By Michael Rosenthal
Some people want to reserve judgment on Teofimo Lopez, which makes sense. He has fought only 12 times as a professional. We won’t know how good he truly is for at least two or three more fights. And he probably shouldn’t be described as a star quite yet. Again, too few outings. He might pack arenas (stadiums?) and be featured on pay-per-view shows one day but we can’t be certain about that.
This is what we know now: Teofimo Lopez has the boxing world abuzz, a phenomenon that is reserved for few boxers – even those with much more substantial track records – in each generation.
In other words, the beast has been unleashed.
Many fighters have high knockout percentages but Lopez’s stoppages are different somehow. In December, he gave us a one-punch version. An overhand right instantly rendered capable Mason Menard unconscious and took our collective breath away in the process.
And on the Sergey Kovalev-Eleider Alvarez card last Saturday, he gave us a prolonged-beating version. Veteran Diego Magdaleno managed to last six-plus rounds before two left hooks took him out but he might never be the same, the result of a merciless assault and the misguided unwillingness of the referee (Gregorio Alvarez) or Magdaleno’s corner to stop the fight earlier.

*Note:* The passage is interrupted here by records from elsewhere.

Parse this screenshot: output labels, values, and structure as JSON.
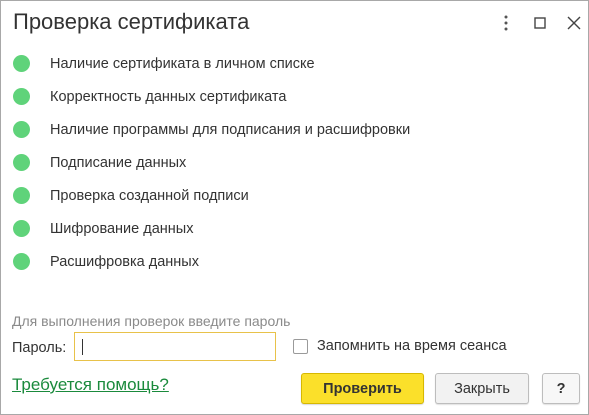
{
  "window": {
    "title": "Проверка сертификата",
    "controls": [
      "more-icon",
      "maximize-icon",
      "close-icon"
    ]
  },
  "checks": [
    {
      "label": "Наличие сертификата в личном списке",
      "status": "ok"
    },
    {
      "label": "Корректность данных сертификата",
      "status": "ok"
    },
    {
      "label": "Наличие программы для подписания и расшифровки",
      "status": "ok"
    },
    {
      "label": "Подписание данных",
      "status": "ok"
    },
    {
      "label": "Проверка созданной подписи",
      "status": "ok"
    },
    {
      "label": "Шифрование данных",
      "status": "ok"
    },
    {
      "label": "Расшифровка данных",
      "status": "ok"
    }
  ],
  "status_color": "#5fd37a",
  "password": {
    "hint": "Для выполнения проверок введите пароль",
    "label": "Пароль:",
    "value": "",
    "remember_label": "Запомнить на время сеанса",
    "remember_checked": false
  },
  "footer": {
    "help_link": "Требуется помощь?",
    "check_button": "Проверить",
    "close_button": "Закрыть",
    "help_button": "?"
  },
  "colors": {
    "accent_button": "#fbe02a",
    "link": "#1a8a3c",
    "input_focus_border": "#e8c24a"
  }
}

Those are the kind of knockouts that people remember. And Lopez’s list of them is growing.
The ability to stop opponents isn’t enough to engender the excitement that surrounds Lopez, though. His demeanor and his post-KO celebrations are also key to his rapid rise in our consciousness.
The viciousness with which he tore apart Magdaleno reminded me of Roberto Duran, a cold, calculating assassin with no sympathy for his victims. You can interpret that as you please but it’s compelling.
The moments after the Magdaleno fight was stopped also helped shape our perception of Lopez. During his celebration, with Magdaleno still on the canvas and hurt badly, he taunted his fallen foe with a sweeping motion as if to say dismissively, “I’m rid of you.”
The unsportsmanlike move was criticized by many afterward, including Magdaleno’s angry family members in the ring. And justifiably so: You don’t belittle a warrior moments after he had demonstrated uncommon courage in a fight he had no chance of winning, even if he was disrespectful to Lopez before the fight.
That said, Lopez’s gesture probably enhanced his growing image as an unapologetic killer, a la Duran. Again, that might be unsettling for some, but it taps into fans’ primal desires.
The celebrations are just fun. The back flips are his trademark, although I wonder whether he’ll break an ankle one day. Fans seem to love the “Fortnight” dances. And the Heisman Trophy pose in the ring, to honor 2018 winner Kyler Murray, undoubtedly amused the many boxing fans who also like football.
In other words, he understands the value of entertainment and knows how to provide it.
The combination of these factors – the knockouts, the menacing presence and the celebrations – have sparked an undue amount of interest in a fighter who only turned pro in November 2016.
“He stands out because nobody expected him to excel this early,” Bob Arum, his promoter, told ESPN.com. “But this is not a sprint, this is a marathon. I'm very high on him, I think he has enormous talent, he has a lot of marketability.”
Of course, Lopez’s ultimate success or failure is predicated on what he does in the ring.
The Honduran-American, who is trained by his father, Teofimo Sr., seems to have all the tools required to succeed. One might forget amid the knockouts that he can box, which is in part a product of his substantial amateur career. And he has the kind of hand speed that makes it difficult to see those crazy punches coming.
There are no guarantees, though. Menard and Magdaleno are good fighters but not the tests Lopez must pass to join the best of the best in boxing. Those lie ahead.
A lightweight title fight could come as soon as this year. That could be for the WBC version if Mike Garcia vacates after his welterweight showdown with Errol Spence or one of the belts belonging to Vasyl Lomachenko – yes, THAT Vasyl Lomachenko – if the Ukrainian wins his April 12 fight against an undetermined opponent.
Lopez is scheduled to fight next on the Terence Crawford-Amir Khan pay-per-view card on April 20. One possible opponent: Talented British Olympian Luke Campbell, who would be a step up from Magdaleno.
Thus, we’ll learn a lot more about Lopez in his next few fights. Is destined to reach pound-for-pound status and become a (the?) face of the sport? Or is he merely a shooting star whose light will be dimmed when he faces the likes of Lomachenko?
It would a lot of fun if it played out in Lopez’s favor.
Michael Rosenthal was the 2018 winner of the Boxing Writers Association of America’s Nat Fleischer Award for excellence in boxing journalism. He has covered boxing in Los Angeles and beyond for almost three decades.